We see by the newspapers that the Date, the current year, has been successfully grown in the south of Franco. It may not be known that for some years past it has been grown in the open air in the United States. A magnificent cluster of the variety named at the head of this article, was one of the attractions at the late Fair of the Southern Central Agricultural Society Of Georgia, at Atlanta, and seemed to be looked upon with more interest than almost any other thing exhibited. Hanging on the wall, near two large olive branches, also loaded with ripening fruit, and in company with Oranges and Pomegranates, all grown in the open air, to say nothing of Figs and Grapes, one was forcibly reminded of the East; but in the same structure the Apples in profusion, the Pears and Peaches, excellent and beautiful, told of the resources of a State at one extreme productive in tropical fruits, while its central portion and northern extreme were profuse in the products of the milder temperate climes.

The Dates mentioned, and the Olives also, were grown upon the plantation of Col. P. M. Nightengale, at Dungeness, Cumberland Island, Georgia. The cluster sent was gathered from a tree about twenty-five feet high, on which were four or five other similar but larger clusters. The common fruit-stem or peduncle thereof was about three feet long, flattened and curved like a scythe. Its width was about two and a half to three inches, but not over half an inch in thickness. At its fruit-bearing extremity sprung some one hundred or more minor fruit stems or pedicels, all starting nearly but not quite together, the upper ones being three or four inches in their point of departure from the common 6tem above the lower, and covered by them. These stems bear many blossoms, most of which are abortive; but from one to six or seven ripen upon each stem, but so many more at the top that the mass of the fruit is like a corymb. These minor fruit-stems are about a foot in length, four-sided, flattened, and very tough. The fruit is oval, as in the figure, which is less oblong than in many specimens, from an inch to an inch and a half long, by one-half to seven-eighths of an inch in its lesser diameter, growing sessile upon the pedicel, and with a small point at the apex. The fruits all seem to 'be stoneless.

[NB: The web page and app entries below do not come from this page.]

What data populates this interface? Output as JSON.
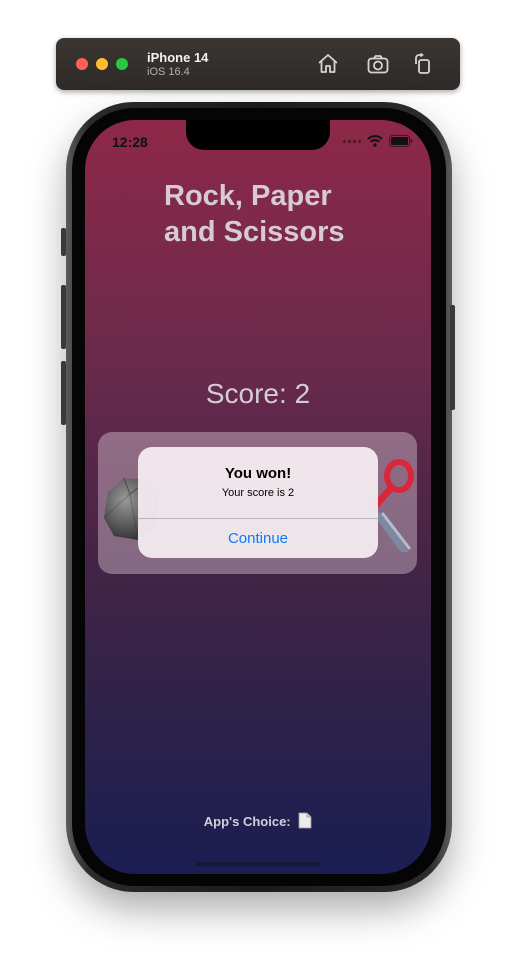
{
  "simulator": {
    "device_name": "iPhone 14",
    "os_version": "iOS 16.4",
    "icons": [
      "home-icon",
      "screenshot-icon",
      "rotate-icon"
    ]
  },
  "status_bar": {
    "time": "12:28"
  },
  "app": {
    "title": "Rock, Paper and Scissors",
    "score_text": "Score: 2",
    "choices": [
      "rock-icon",
      "scissors-icon"
    ],
    "app_choice_label": "App's Choice:",
    "app_choice_icon": "paper-icon",
    "colors": {
      "gradient_top": "#8e2848",
      "gradient_bottom": "#1b1d52"
    }
  },
  "alert": {
    "title": "You won!",
    "message": "Your score is 2",
    "button_label": "Continue",
    "button_color": "#0a7aff"
  }
}
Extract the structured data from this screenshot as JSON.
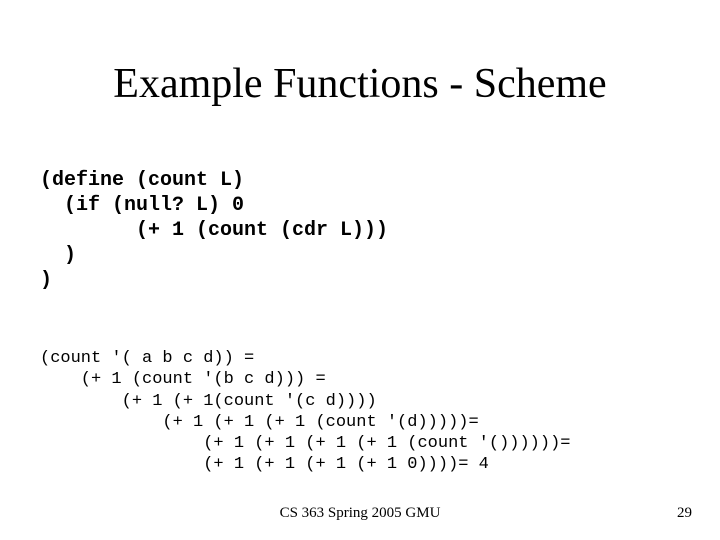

Although not fully ripe, the fruit, the pedicels, and most of the large common peduncle, were of a rich golden yellow, (corn color.) There is a variety much more common in cultivation, which resembles this in every particular, except that the fruit and fruit-stems are all of a reddish brown. The unripe fruit is nearly as rough and astringent as the unripe Persimmon or American Date, but at maturity it softens and sweetens, and becomes a very agreeable fruit. Col. N. states, if 1 rightly understand, that the leaf-stalks of his trees are some ten feet long, and the leaf itself (lamina made up of many pinnae) about ten or twelve feet in addition. There is a figure of a tree in London's En-cj'clopedia of Plants, p. 829, No. 13,831, which we copy, as it gives an idea of the tree as grown at the East. The stones of the dried Dates of commerce, it is said, when planted grow freely. Loudon describes the Date as "a lofty palm with a rugged trunk, on account of the persisting vestiges of the decayed leaves. These leaves, when the tree is grown to a size for bearing fruit, are six or eight feet long, with pinnae three feet long, and a little more than an inch broad.

The flowers of both sexes come out in very long bunches from the trunk between the leaves, and are covered with a spatha, which opens and withers; those of the male have six short stamina, with narrow four-cornered anthers filled with farina. The female flowers have no stamina, but a roundish germ, which becomes an oval berry with a thick pulp, inclosing a hard oblong stone, with a deep furrow running longitudinally." - (Encyclopedia of Plaints.) The Date tree is more hardy than the Orange, Col. Nightengale informs me.

The Golden Date Phoenix Dactylifera By Wm N White  1500138The Golden Date Phoenix Dactylifera By Wm N White  1500139

[We thank Mr. White for bringing to the notice of our readers the interesting fact, that one variety at least of the Date Palm is hardy at the South. Accustomed as we have been to see an occasional specimen of diminutive growth in a collection of rare plants, his description, with its luxuriant leaves twelve feet in length, carries us back, in imagination, to the " sunny clime of the Olive and Palm," and we revel again amid the scenes of our youthful reading. If steam, in one sense, has annihilated distance, and brought remote countries close together, so, in another sense, has Horticulture; for we find the tropics almost at our doors. The fact stated by Mr. White is not alone interesting; it will have a special importance to those of our readers living at the South, the Date being a peculiarly wholesome fruit. - Ed].